With this demo I painted from a photograph. I did four different interpretations of the same photo. Top left is a "high value key". Bottom left a "darker value key". Bottom center is most representational of actual setting. Top right I pushed up the chroma on all the colors.
The demo on the left was another example of a "high value key" exercise. I had the model in really dark value clothing so the students would have to get past painting the values they actually saw. The demonstrations on the right show how you can use different value arrangements for the same subject.
This is an exercise we always start with. Finding a simple value plan of our subject and then interpreting it in color staying as true as possible to our value sketch. This is really an important part of planning a painting.

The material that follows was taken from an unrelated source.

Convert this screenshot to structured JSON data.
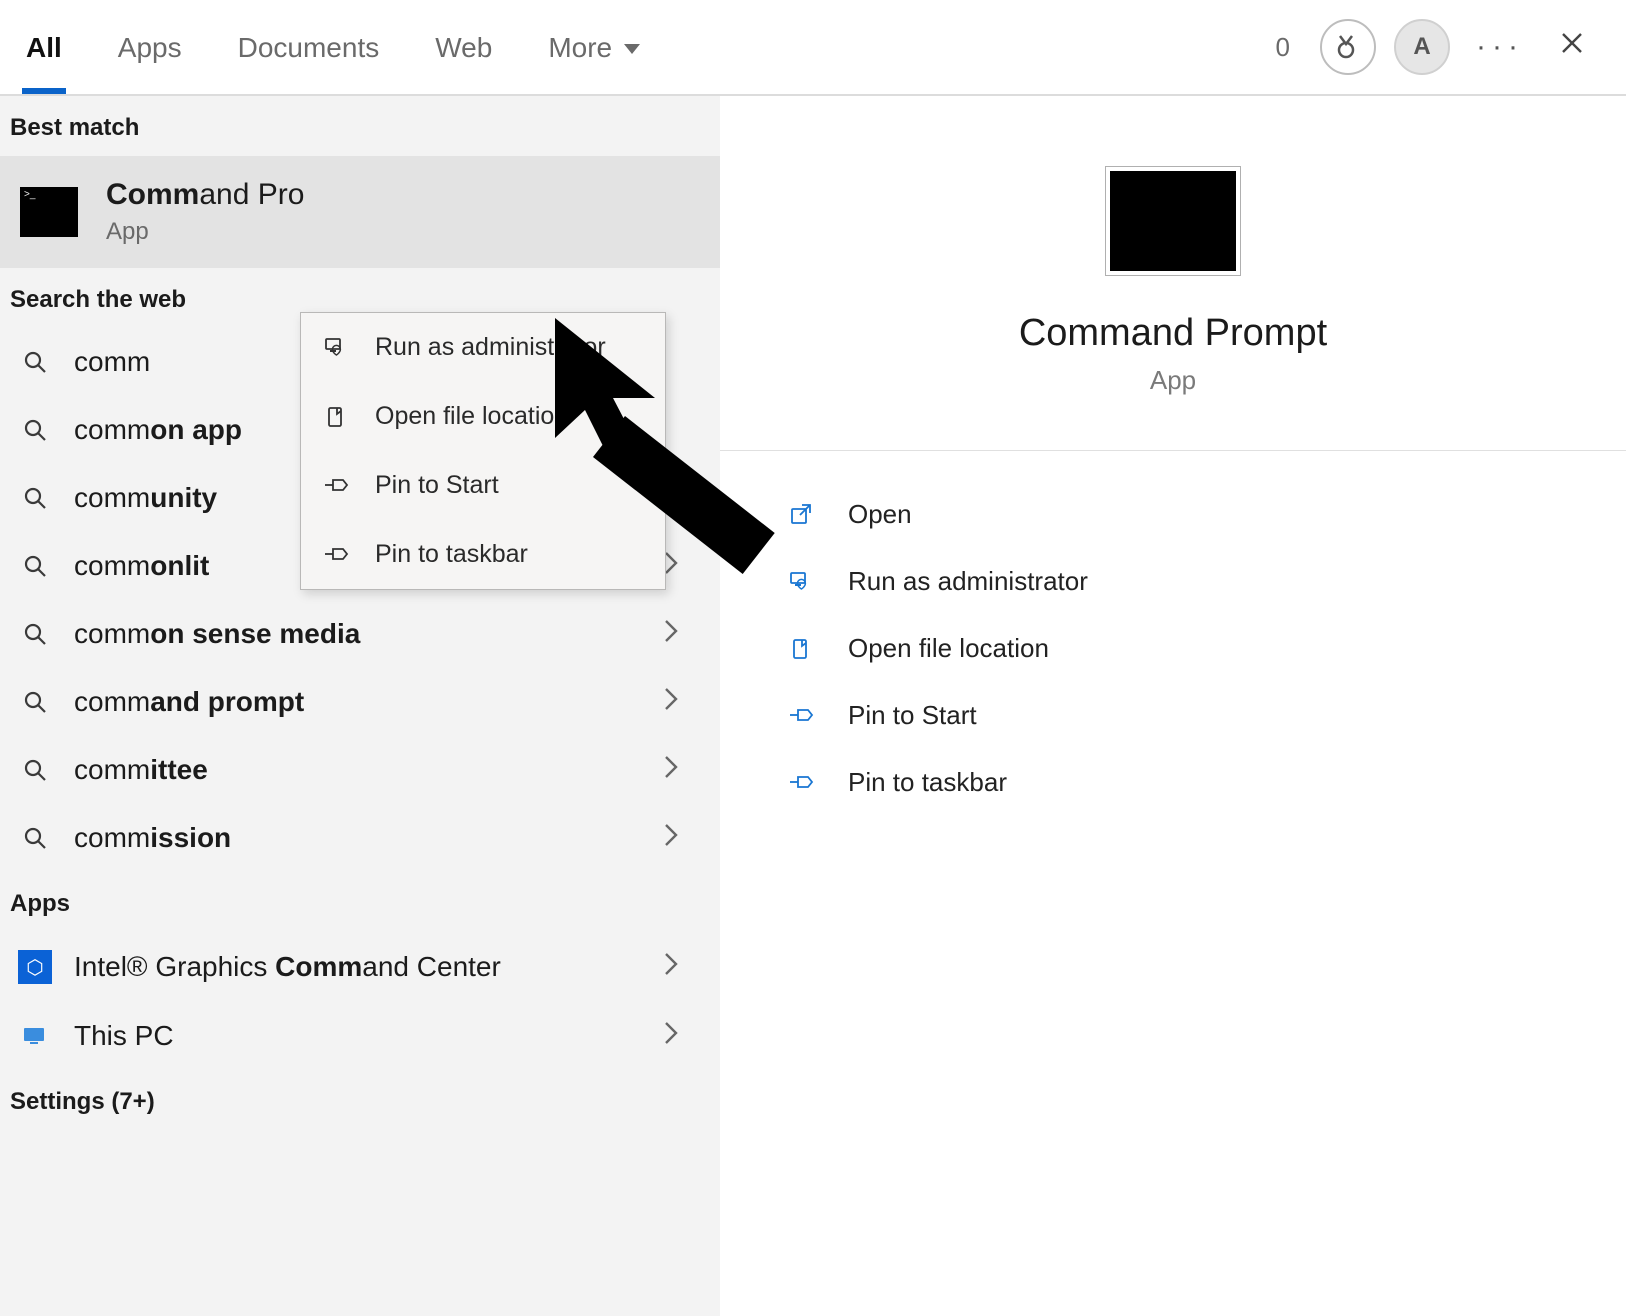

This board shows three quick demos. Left, a demonstration of a backlit figure using a few values. Center, a quick light and shadow demo of the model in a studio setting. Right, a quick demo of a backlit figure in color. These were really to show how I get started.
I take a lot of what I call "teaching tools" with me to workshops I teach. It gives students a good idea of what to expect over the course of the class. It helps me explain the exercises I plan. I have collected stacks of these and always refer to them as well as demo new ones. This one shows the simplified planes for an adult head I use and the lower right corner shows a demo of shifting the value range up to the lighter tones.